## 1 Introduction

[2] Precipitation remote sensing instruments in the microwave regime are commonly used to observe falling snow. Recently, the motivation to understand the scattering properties of snowflakes has been driven by the growing interest in using millimeter-wave radars to measure snowfall remotely. Such radars are used, in particular, for global observations by satellites such as the currently orbiting CloudSat, operated by the National Aeronautics and Space Administration (NASA), Global Precipitation Measurement (GPM) under development by NASA and the Japan Aerospace Exploration Agency (JAXA), and EarthCARE, which is being developed by the European Space Agency (ESA) and JAXA.

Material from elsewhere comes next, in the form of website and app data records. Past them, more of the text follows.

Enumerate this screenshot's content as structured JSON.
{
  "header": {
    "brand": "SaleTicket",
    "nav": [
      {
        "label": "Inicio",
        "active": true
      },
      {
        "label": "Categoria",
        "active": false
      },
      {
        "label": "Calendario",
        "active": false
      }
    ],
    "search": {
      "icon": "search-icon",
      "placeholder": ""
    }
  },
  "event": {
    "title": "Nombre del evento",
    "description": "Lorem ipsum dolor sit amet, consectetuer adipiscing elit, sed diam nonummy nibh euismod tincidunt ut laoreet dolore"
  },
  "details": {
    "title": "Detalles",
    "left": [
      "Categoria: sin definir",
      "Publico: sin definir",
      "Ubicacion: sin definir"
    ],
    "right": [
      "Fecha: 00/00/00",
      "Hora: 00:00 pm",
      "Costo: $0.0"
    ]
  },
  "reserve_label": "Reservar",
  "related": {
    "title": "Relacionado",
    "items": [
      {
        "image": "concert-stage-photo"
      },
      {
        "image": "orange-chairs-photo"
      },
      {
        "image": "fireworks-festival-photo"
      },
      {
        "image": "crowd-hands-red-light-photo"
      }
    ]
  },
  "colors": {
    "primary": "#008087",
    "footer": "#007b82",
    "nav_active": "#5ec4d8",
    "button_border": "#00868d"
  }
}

[3] A number of recent studies using accurate computational scattering models and detailed shapes [*Ishimoto*, 2008; *Botta et al*., 2010; *Petty and Huang*, 2010; *Tyynelä et al*., 2011] have indicated that at sizes that are large compared to the wavelength, the use of homogeneous spherical or spheroidal shape models leads to a misestimation of the backscattering cross section of snowflakes. On the other hand, at the small-particle limit, such models are valid (except for the effect of particle non-sphericity, especially with regard to polarimetric variables) under the Rayleigh scattering law, and their applicability has also been successfully extended further using other theoretical methods and found valid in practice [e.g., *Leinonen et al*., 2011; *Hogan et al*., 2012]. *Leinonen et al*. [2012] found that the spheroid-snowflake model is sometimes, though not always, incompatible with experimental results. In the worst case, the error in the backscattering cross section can be as large as orders of magnitude.

[4] The cross section that is obtained by using the spheroidal shape model depends on the selection of the effective size of the equivalent spheroid. There are a number of different ways to determine the effective size, including the maximum diameter, the equivalent-volume diameter, and the radius of gyration [see, e.g., *Hogan et al*., 2000; *Donovan et al*., 2004; *Westbrook et al*., 2006]. In practice, the maximum diameter has been commonly used because it is readily measurable. However, the results by *Petty and Huang* [2010], *Kneifel et al*. [2011], and *Leinonen et al*. [2012] indicate that an effective radius cannot be chosen consistently with any method if more than two wavelengths are used.

[5] Because of the complexity of the shapes of snowflakes, parametrization of their scattering properties in terms of their physical properties is needed in order to interpret remote sensing measurements. The number of particles contained in the typical volume of interest (a single radar bin) is large, and thus, it is often sufficient to consider the average scattering properties. A very large number of parameters is usually required for a complete description of an aggregate particle, but it may be possible to simplify the particle model greatly as it is enough to consider only the average backscattering.

[6] One hypothesis that has been made in various forms [e.g., *Fabry and Szyrmer*, 1999] is to make spheroidal shape models more realistic by accounting for the decreasing average density of the snowflake as a function of the distance from its center. This feature is not captured by the fully homogeneous sphere and spheroid models. We show in this paper that this is not sufficient at large wavelength-size ratios; instead, the small-scale inhomogeneities of the internal structure of the snowflakes must be considered in order to reproduce the backscattering cross section. The structure can be understood in terms of the density autocorrelation function. Based on the Rayleigh-Gans approximation, we demonstrate a simple parametrization of this function in terms of the particle structure and provide theoretical justification for its form.